MADISON, Wis. (AP) -- Over the past year, University of Wisconsin System campuses have laid off employees, consolidated administration, reduced advising services and cut course offerings, according to summaries outlining the impact of state funding cuts to higher education.
The UW System released summaries of how the cuts are affecting each of its 13 four-year campuses, UW Colleges and UW-Extension. The chancellors prepared the documents for presentation at last week's Board of Regents meeting, but discussion of the cuts were scrapped by system President Ray Cross and regent leaders.
The summaries describe a mix of service reductions and job cuts by not filling vacancies, employee buyouts or layoffs. They collectively provide a big-picture look at how state funding cuts have affected higher education in Wisconsin's public universities.

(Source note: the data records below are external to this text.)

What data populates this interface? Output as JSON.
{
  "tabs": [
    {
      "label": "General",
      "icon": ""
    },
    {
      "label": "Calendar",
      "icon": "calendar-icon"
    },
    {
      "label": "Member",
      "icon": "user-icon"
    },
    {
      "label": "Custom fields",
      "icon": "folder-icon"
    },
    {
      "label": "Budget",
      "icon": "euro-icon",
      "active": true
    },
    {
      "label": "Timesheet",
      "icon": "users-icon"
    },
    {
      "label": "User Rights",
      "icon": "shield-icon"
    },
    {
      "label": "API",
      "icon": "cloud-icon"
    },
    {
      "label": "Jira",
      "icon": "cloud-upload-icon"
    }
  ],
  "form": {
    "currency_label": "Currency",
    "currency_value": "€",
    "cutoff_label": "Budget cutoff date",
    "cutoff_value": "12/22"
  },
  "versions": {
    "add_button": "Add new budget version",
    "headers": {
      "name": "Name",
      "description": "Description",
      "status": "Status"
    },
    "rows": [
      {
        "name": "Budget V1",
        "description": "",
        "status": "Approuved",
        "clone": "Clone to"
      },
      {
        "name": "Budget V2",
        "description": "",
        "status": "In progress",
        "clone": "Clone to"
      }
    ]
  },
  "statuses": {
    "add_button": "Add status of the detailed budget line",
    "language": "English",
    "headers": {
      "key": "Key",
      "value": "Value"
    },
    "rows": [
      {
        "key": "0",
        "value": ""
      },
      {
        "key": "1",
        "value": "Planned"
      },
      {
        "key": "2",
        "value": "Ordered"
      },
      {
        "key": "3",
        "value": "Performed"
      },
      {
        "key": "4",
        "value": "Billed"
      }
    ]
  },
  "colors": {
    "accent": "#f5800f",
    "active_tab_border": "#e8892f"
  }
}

In the middle of a four-year tuition freeze, the UW System's state funding was cut by $250 million in the 2015-2017 budget. Each campus took a different percentage cut to help those least able to absorb the cuts.
UW-Eau Claire cut 15 percent of its workforce to accommodate a $7.7 million reduction in state funding, which was compounded by an additional loss of $1.5 million due to declining enrollment.
More than half of the system's four-year campuses said they had to increase class sizes or reduce class offerings because they lost faculty to early retirement, other universities or buyouts. The campuses either froze or permanently eliminated most vacant positions.
Cuts to the budgets for libraries and information technology services mean students now have less access to academic journals, course materials and computer lab support.
Several of the summaries included concerns from officials who are worried the cuts will hurt student retention efforts or lengthen the time it takes students to finish their degrees. Officials also are concerned that buildings won't be maintained or will take precedence over education.
UW officials have been criticized for not making time at the Regents' meeting to have chancellors talk about the impact the cuts are having on their institutions. Those critics argue that the public deserves to know more about how the state budget decisions are playing out.
Regents president Regina Millner said UW officials have encouraged chancellors to discuss the cuts more with residents, lawmakers and business groups, rather than just present to the Board of Regents.